Does the pay gap only affect women?

In Australia, the vast majority of research on pay gaps focusses on gender.

We do know, however, that pay gaps also exist for Aboriginal and Torres Strait Islander people2, people with disability3, people who identify as LGBTIQ+4, and people from culturally and/or racially marginalised backgrounds5 (particularly with a migrant status6).

DCA members can login for state of play data, definitions of other key terms and to learn more about the leading practice on how to address pay equity.

  • 1. WGEA, ‘The gender pay gap
  • 2. Australian Government, Closing the Gap, Report 2020. 2020. [Online]
  • 3. E. Emerson, G. Llewellyn, R. Stancliffe, H. Badland, A. Kavanagh, and G. Disney, A fair go? Measuring Australia’s progress in reducing disadvantage for adults with disabilities (2001-2016). Centre of Research Excellence in Disability and Health, 2018. [Online]; Australian Institute of Health and Welfare, ‘People with disability in Australia (AIHW)’, AIHW, Oct. 2020.
  • 4. J. J. Sabia and M. Wooden, Sexual Identity, Earnings, and Labour Market Dynamics: New Evidence from Longitudinal Data in Australia, Melbourne Institute of Applied Economic and Social Research, The University of Melbourne, Mar. 2015. [Online]; A. La Nauze, ‘Sexual orientation–based wage gaps in Australia: The potential role of discrimination and personality’, The Economic and Labour Relations Review, vol. 26, no. 1, pp. 60–81, Mar. 2015
  • 5. R. Whitson, ‘Culturally diverse women paid less, stuck in middle management longer and more likely to be harassed’, ABC News, Mar. 11, 2022. [Online]
  • 6. L. Berg and B. Farbenblum, Wage theft in Australia: Findings of the National Temporary Migrant Work Study, Migrant Worker Justice Initiative, Nov. 2017. [Online]

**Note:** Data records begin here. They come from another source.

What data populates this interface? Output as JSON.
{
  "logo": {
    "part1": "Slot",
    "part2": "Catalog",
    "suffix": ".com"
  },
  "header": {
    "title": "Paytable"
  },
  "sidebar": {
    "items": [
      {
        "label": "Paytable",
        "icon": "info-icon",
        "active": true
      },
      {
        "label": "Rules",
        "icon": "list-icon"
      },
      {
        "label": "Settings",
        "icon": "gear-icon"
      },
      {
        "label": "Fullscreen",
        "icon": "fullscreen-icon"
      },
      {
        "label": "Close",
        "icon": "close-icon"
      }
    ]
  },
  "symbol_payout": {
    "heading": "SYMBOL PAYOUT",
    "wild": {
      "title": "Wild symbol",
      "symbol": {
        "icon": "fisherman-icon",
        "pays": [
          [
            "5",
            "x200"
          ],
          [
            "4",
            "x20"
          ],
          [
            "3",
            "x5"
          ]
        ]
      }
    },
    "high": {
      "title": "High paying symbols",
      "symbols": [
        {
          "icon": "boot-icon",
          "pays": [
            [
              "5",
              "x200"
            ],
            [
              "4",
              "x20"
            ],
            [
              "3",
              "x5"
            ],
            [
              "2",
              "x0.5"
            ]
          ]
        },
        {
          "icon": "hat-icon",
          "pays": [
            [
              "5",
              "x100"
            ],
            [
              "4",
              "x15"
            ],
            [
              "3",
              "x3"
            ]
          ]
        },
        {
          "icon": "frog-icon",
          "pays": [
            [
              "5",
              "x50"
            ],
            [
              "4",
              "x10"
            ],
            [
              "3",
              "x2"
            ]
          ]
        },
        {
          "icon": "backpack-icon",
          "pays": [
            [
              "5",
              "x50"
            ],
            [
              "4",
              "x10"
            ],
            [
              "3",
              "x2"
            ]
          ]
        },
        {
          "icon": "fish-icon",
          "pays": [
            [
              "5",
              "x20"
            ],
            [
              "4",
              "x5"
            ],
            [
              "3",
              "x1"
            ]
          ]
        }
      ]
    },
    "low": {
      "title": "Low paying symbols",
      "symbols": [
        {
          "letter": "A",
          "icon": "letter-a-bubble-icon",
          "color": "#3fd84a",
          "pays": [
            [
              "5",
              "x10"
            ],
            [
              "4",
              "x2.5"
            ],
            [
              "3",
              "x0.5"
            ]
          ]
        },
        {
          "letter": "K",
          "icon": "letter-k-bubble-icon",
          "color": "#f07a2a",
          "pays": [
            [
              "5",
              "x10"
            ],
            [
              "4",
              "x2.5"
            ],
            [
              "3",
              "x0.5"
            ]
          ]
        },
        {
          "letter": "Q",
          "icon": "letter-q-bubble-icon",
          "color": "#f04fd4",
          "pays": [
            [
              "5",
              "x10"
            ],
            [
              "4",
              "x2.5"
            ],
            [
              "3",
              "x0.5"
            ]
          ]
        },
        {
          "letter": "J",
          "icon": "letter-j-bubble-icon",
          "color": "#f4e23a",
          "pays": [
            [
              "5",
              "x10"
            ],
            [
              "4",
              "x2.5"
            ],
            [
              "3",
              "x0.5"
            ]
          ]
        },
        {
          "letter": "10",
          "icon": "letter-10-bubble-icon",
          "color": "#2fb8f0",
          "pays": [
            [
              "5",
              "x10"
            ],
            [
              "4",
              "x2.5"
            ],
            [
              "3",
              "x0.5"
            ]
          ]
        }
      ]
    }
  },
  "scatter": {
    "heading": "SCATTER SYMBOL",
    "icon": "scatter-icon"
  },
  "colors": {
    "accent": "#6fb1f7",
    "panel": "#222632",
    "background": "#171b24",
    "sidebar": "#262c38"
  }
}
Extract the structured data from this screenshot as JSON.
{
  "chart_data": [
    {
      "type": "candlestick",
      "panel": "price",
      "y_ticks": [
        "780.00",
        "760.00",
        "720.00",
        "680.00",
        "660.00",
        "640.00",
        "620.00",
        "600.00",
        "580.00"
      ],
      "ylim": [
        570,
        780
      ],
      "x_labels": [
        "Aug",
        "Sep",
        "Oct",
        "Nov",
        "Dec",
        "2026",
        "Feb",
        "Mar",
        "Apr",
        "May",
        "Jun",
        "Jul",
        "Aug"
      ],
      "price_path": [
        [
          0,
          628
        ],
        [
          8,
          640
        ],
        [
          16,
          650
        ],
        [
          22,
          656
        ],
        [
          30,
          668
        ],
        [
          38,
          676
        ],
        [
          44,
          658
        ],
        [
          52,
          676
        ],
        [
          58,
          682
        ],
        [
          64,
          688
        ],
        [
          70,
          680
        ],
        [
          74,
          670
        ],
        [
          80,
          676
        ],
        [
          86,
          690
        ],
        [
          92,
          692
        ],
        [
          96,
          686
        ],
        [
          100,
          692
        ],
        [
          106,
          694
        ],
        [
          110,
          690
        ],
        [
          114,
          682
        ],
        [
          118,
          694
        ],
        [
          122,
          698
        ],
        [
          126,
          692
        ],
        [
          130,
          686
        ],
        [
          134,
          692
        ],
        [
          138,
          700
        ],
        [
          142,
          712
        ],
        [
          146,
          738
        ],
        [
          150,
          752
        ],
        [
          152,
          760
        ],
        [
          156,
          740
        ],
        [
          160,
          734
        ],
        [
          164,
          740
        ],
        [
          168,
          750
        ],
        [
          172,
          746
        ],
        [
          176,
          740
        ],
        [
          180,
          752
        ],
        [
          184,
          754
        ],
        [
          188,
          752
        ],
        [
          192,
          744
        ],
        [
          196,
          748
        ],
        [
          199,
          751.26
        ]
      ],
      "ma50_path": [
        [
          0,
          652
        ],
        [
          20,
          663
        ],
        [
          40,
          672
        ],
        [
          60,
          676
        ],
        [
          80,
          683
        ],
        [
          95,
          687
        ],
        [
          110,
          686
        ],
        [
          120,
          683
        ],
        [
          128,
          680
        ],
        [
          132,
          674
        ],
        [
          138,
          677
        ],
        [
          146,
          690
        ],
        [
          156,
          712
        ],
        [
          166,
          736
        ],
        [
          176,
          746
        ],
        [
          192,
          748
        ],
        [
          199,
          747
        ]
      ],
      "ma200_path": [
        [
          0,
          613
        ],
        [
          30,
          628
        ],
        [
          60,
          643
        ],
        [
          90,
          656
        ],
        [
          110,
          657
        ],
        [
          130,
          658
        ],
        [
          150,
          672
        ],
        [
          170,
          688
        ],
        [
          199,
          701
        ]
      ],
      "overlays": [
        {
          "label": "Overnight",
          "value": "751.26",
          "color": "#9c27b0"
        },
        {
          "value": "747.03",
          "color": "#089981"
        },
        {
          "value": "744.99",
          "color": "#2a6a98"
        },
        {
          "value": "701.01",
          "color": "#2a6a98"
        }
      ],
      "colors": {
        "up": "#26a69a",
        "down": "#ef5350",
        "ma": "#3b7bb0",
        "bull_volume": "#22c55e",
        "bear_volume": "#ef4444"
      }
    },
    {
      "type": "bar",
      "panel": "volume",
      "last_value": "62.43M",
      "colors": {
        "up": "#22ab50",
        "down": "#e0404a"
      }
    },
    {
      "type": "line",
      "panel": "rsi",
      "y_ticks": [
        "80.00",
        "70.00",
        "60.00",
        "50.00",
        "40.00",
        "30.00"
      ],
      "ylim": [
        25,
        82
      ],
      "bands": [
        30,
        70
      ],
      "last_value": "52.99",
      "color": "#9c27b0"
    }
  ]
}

The rest of this content is restricted to DCA members.